But he’s stressed Australia wants more than just trade from Korea, because it’s a country that would rather “find friends than pick fights”.

Mr Abbott arrived in Seoul on Tuesday for talks with President Park Geun-hye, and to formalise the free trade agreement struck in December.

His visit follows a two-day stint in Japan, where he and Prime Minister Shinzo Abe finalised a long-sought trade deal and agreed to elevate defence co-operation.

Seoul and Tokyo aren’t on speaking terms, with the legacy of Japan’s wartime rule over Korea and a territorial dispute feeding mutual hostility and suspicion.

Mr Abbott said he would continue to visit Japan and other countries in the region because they were so important economically to Australia.

“I didn’t want to visit any of them, without visiting all of them,” he said of this first official trip to North Asia.

“It’s very important for me to show suitable respect to the countries that take our exports and provide us with so much of our prosperity.”

South Korea, like China, is notoriously sensitive about Japan and suspicious of its desire to bolster its presence in the region.

Mr Abbott told a Japanese business lunch this week that his decision to stop in Japan first before venturing elsewhere in the region “was a deliberate statement of my government’s priorities”.

He will spend a little over a day in Korea, compared to two days in Japan and three in China.

But he used his meeting with President Park to show Australia takes Korea seriously, announcing a “vision statement” on defence co-operation.

Mr Abbott said both nations trusted each other, exemplified by a joint amphibious military exercise currently under way with Korean soldiers.

President Park also thanked Mr Abbott for supporting Seoul’s desire to reunify the Korean Peninsula, still separated 60 years after the end of combat.

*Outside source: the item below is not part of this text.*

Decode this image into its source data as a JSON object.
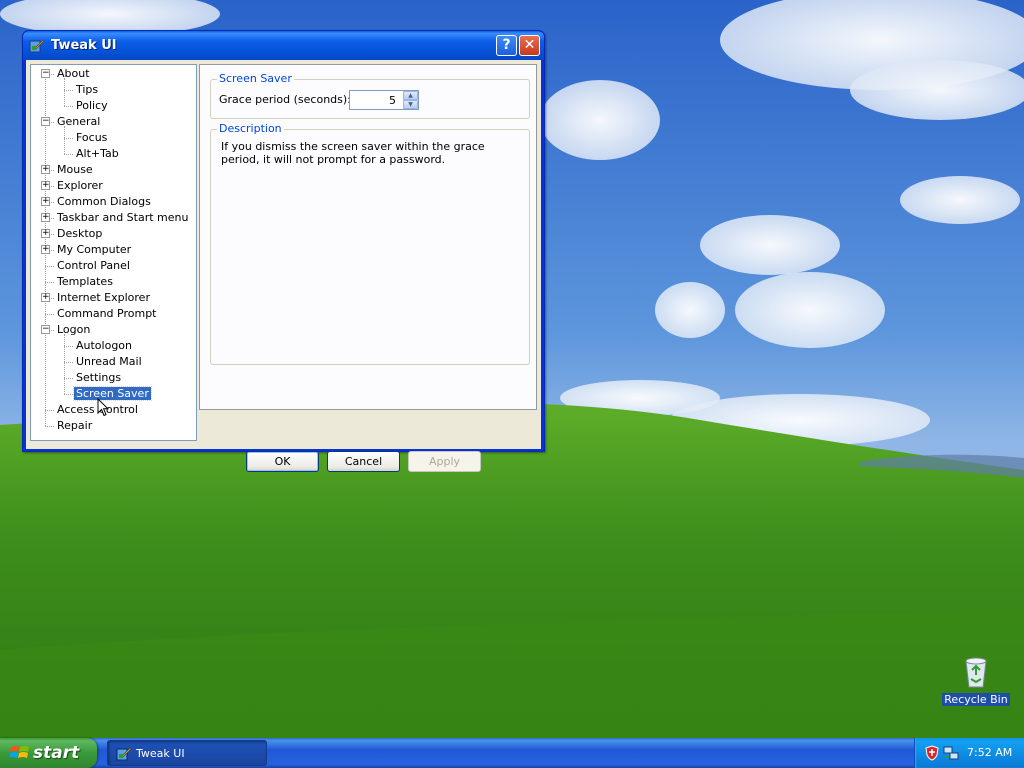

She also expressed a desire to boost defence technology links between Australian and Korean military companies.